START Provided data

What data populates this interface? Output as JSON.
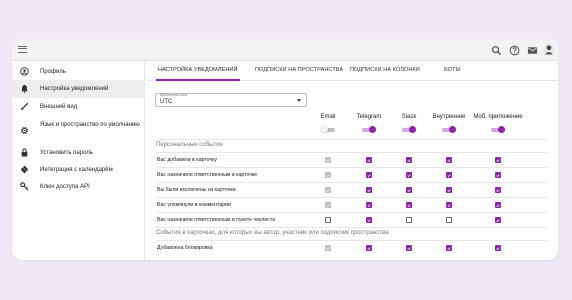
{
  "topbar": {
    "menu_icon": "hamburger-icon",
    "icons": [
      "search-icon",
      "help-icon",
      "mail-icon",
      "avatar"
    ]
  },
  "sidebar": {
    "items": [
      {
        "label": "Профиль",
        "icon": "profile-icon",
        "active": false
      },
      {
        "label": "Настройка уведомлений",
        "icon": "bell-icon",
        "active": true
      },
      {
        "label": "Внешний вид",
        "icon": "brush-icon",
        "active": false
      },
      {
        "label": "Язык и пространство по умолчанию",
        "icon": "gear-icon",
        "active": false
      },
      {
        "label": "Установить пароль",
        "icon": "lock-icon",
        "active": false
      },
      {
        "label": "Интеграция с календарём",
        "icon": "calendar-icon",
        "active": false
      },
      {
        "label": "Ключ доступа API",
        "icon": "key-icon",
        "active": false
      }
    ]
  },
  "tabs": [
    {
      "label": "Настройка уведомлений",
      "active": true
    },
    {
      "label": "Подписки на пространства",
      "active": false
    },
    {
      "label": "Подписки на колонки",
      "active": false
    },
    {
      "label": "Боты",
      "active": false
    }
  ],
  "timezone": {
    "label": "Временная зона",
    "value": "UTC"
  },
  "channels": [
    {
      "name": "Email",
      "enabled": false
    },
    {
      "name": "Telegram",
      "enabled": true
    },
    {
      "name": "Slack",
      "enabled": true
    },
    {
      "name": "Внутренние",
      "enabled": true
    },
    {
      "name": "Моб. приложение",
      "enabled": true
    }
  ],
  "sections": [
    {
      "title": "Персональные события",
      "rows": [
        {
          "label": "Вас добавили в карточку",
          "values": [
            "disabled",
            "on",
            "on",
            "on",
            "on"
          ]
        },
        {
          "label": "Вас назначили ответственным в карточке",
          "values": [
            "disabled",
            "on",
            "on",
            "on",
            "on"
          ]
        },
        {
          "label": "Вы были исключены из карточки",
          "values": [
            "disabled",
            "on",
            "on",
            "on",
            "on"
          ]
        },
        {
          "label": "Вас упомянули в комментарии",
          "values": [
            "disabled",
            "on",
            "on",
            "on",
            "on"
          ]
        },
        {
          "label": "Вас назначили ответственным в пункте чеклиста",
          "values": [
            "off",
            "on",
            "off",
            "off",
            "on"
          ]
        }
      ]
    },
    {
      "title": "События в карточках, для которых вы автор, участник или подписчик пространства",
      "rows": [
        {
          "label": "Добавлена блокировка",
          "values": [
            "disabled",
            "on",
            "on",
            "on",
            "on"
          ]
        }
      ]
    }
  ],
  "colors": {
    "accent": "#8e24aa",
    "accent_light": "#d9a3e8",
    "background": "#efe9f7"
  }
}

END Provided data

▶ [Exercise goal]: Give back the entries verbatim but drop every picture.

▶ [Your response]:
What data populates this interface? Output as JSON.
{
  "topbar": {
    "menu_icon": "hamburger-icon",
    "icons": [
      "search-icon",
      "help-icon",
      "mail-icon",
      "avatar"
    ]
  },
  "sidebar": {
    "items": [
      {
        "label": "Профиль",
        "icon": "profile-icon",
        "active": false
      },
      {
        "label": "Настройка уведомлений",
        "icon": "bell-icon",
        "active": true
      },
      {
        "label": "Внешний вид",
        "icon": "brush-icon",
        "active": false
      },
      {
        "label": "Язык и пространство по умолчанию",
        "icon": "gear-icon",
        "active": false
      },
      {
        "label": "Установить пароль",
        "icon": "lock-icon",
        "active": false
      },
      {
        "label": "Интеграция с календарём",
        "icon": "calendar-icon",
        "active": false
      },
      {
        "label": "Ключ доступа API",
        "icon": "key-icon",
        "active": false
      }
    ]
  },
  "tabs": [
    {
      "label": "Настройка уведомлений",
      "active": true
    },
    {
      "label": "Подписки на пространства",
      "active": false
    },
    {
      "label": "Подписки на колонки",
      "active": false
    },
    {
      "label": "Боты",
      "active": false
    }
  ],
  "timezone": {
    "label": "Временная зона",
    "value": "UTC"
  },
  "channels": [
    {
      "name": "Email",
      "enabled": false
    },
    {
      "name": "Telegram",
      "enabled": true
    },
    {
      "name": "Slack",
      "enabled": true
    },
    {
      "name": "Внутренние",
      "enabled": true
    },
    {
      "name": "Моб. приложение",
      "enabled": true
    }
  ],
  "sections": [
    {
      "title": "Персональные события",
      "rows": [
        {
          "label": "Вас добавили в карточку",
          "values": [
            "disabled",
            "on",
            "on",
            "on",
            "on"
          ]
        },
        {
          "label": "Вас назначили ответственным в карточке",
          "values": [
            "disabled",
            "on",
            "on",
            "on",
            "on"
          ]
        },
        {
          "label": "Вы были исключены из карточки",
          "values": [
            "disabled",
            "on",
            "on",
            "on",
            "on"
          ]
        },
        {
          "label": "Вас упомянули в комментарии",
          "values": [
            "disabled",
            "on",
            "on",
            "on",
            "on"
          ]
        },
        {
          "label": "Вас назначили ответственным в пункте чеклиста",
          "values": [
            "off",
            "on",
            "off",
            "off",
            "on"
          ]
        }
      ]
    },
    {
      "title": "События в карточках, для которых вы автор, участник или подписчик пространства",
      "rows": [
        {
          "label": "Добавлена блокировка",
          "values": [
            "disabled",
            "on",
            "on",
            "on",
            "on"
          ]
        }
      ]
    }
  ],
  "colors": {
    "accent": "#8e24aa",
    "accent_light": "#d9a3e8",
    "background": "#efe9f7"
  }
}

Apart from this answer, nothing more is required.